You are on page 1of 13


A Presentation on




Introduction - History
Construction details/ Platform specifications
Causative Events
The Accident
Lessons learnt/ Remediations
Legacy of Accident
Current technology

Introduction- Alexander Kielland Platform

Prod. Platform

Alexander L.
Kielland Platform


Norwegian Pentagon type semi-submersible rig, named after Norwegian writer

Alexander Lange Kielland
Owner - A. Gowart-Olsen A/S
Operated by Stavanger drilling company of Norway
Built as MODU by Compagnie Francaise dEntreprises Mtalliques (CFEM),
Dunkerque, France.
At time of disaster it was on hire to US Phillips petroleum company.
Launched on the 5th June 1976
Capsized on the 27th March 1980
Place - Ekofisk field, North Sea

Construction Details/Platform

Platform was a MODU, also known as a FLOTEL(Floating Hotel)

Length of about 338ft(103m) and beam size of about 325ft(99m)

Had a maximum accomodation capacity of about 386 persons.

Platform had seven 50 man life boats and twenty 10 man rafts.

At time of capsize platform contained about 212 people.

Presence of a hydrophone port in the bracing tube

Causative Events
1. No Sabotage

What then is the cause

2. No blowout

3. No overload due to
mooring forces!

Causative Event
Initial causes:

Unnoticed crack in weld of instrument connecting

bracing during design
Improper routine maintenance scheme.

Subsequent Causes:

Fatigue Failure

Fatigue crack growth in brace D6 initiating from preexisting cracks in the fillet welds between a
hydrophone support and the brace
Final, mainly ductile, fracture of brace D6
Rupture/collapse in the other 5 braces.
loss of column D

Gradual Capsize of

Causative Events.
Technical Causes

fatigue failure of one brace-initiated by a

gross fabrication defect

Human and organizational Factors

ultimate progressive failure of braces

progressive flooding

inadequate evacuation (e.g. lifeboats) and

rescue operation

fabrication defect due to -bad weldinginadequate inspection

no fatigue design check carried out
codes did not require structural
robustness (damage -tolerance)
damage stability rules did not cover loss
of a column
failure to shut doors, ventilators etc.
contributed to the rapid flooding and
evacuation not planned for an accident of
this kind
lack of life boats, survival suits
long mobilizing time for rescue

The Accident

Early Indicators:

Driving rain, mist , wind conditions at about 40

knots(70km/h), Wave up to 12m high

Total brace breakage occurred at about


A total of about 123 lives was lost.

89 survivors were recorded.

There was total loss of Platform.

Lessons Learned/ Remediations

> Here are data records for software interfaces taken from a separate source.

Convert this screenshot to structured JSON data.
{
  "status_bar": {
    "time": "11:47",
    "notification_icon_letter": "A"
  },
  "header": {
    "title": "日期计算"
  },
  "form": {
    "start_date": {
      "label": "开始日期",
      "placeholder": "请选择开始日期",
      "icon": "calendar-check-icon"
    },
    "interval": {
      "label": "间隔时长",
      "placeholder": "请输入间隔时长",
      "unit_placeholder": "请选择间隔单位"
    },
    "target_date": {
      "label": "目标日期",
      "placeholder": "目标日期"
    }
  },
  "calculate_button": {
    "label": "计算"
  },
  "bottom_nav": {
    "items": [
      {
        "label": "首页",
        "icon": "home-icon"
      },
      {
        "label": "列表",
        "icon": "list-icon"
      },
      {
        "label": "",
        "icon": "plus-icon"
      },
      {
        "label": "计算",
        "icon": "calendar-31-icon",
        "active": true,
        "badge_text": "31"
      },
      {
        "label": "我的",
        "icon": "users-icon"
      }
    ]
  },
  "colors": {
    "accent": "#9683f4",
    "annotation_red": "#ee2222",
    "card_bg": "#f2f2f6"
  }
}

Proper rig design should be carried out, in as much as welding and material part also plays a part in
the disaster.
Proper Maintenance scheme should be carried out, as there was no annual maintenance carried out
in the failed portion to indicate the presence of the cracks.
The stability and buoyancy aspects were inadequate, the design did not consider attachments to
highly stressed braces such as D6 as important. Hydrophone attachment's and its effects on braces
was also overlooked. All these are therefore to be put in consideration whiles designing.
Safety codes should include structural robustness( damage- tolerance)
Proper Evacuation procedures should be incorporated in design.
The evacuation was not planned for an accident of this kind, as there was:
- lack of life boats, survival suits
- long mobilizing time for rescue vessels/helicopters.

Legacy of Accident

The accident Served as one of the worst offshore platform capsize as a 123 lives were lost.
The accident necessitated the need for North Sea offshore installations to tighten their command
organization, by identifying a clear authority who would order abandonment in case of emergency.
Other related accidents include:
Ocean Ranger capsize in similar weather conditions off the Newfoundland coast.
The Drillmaster drilling rig of the same design and construction as the Alexander L. Kielland. Originally
built in 1973 by CFEM in Le Havre, France.


SPIE Oil & Gas Maintenance Services.

OHSAS safety codes and maintenance standards.
(For proper routine maintenance)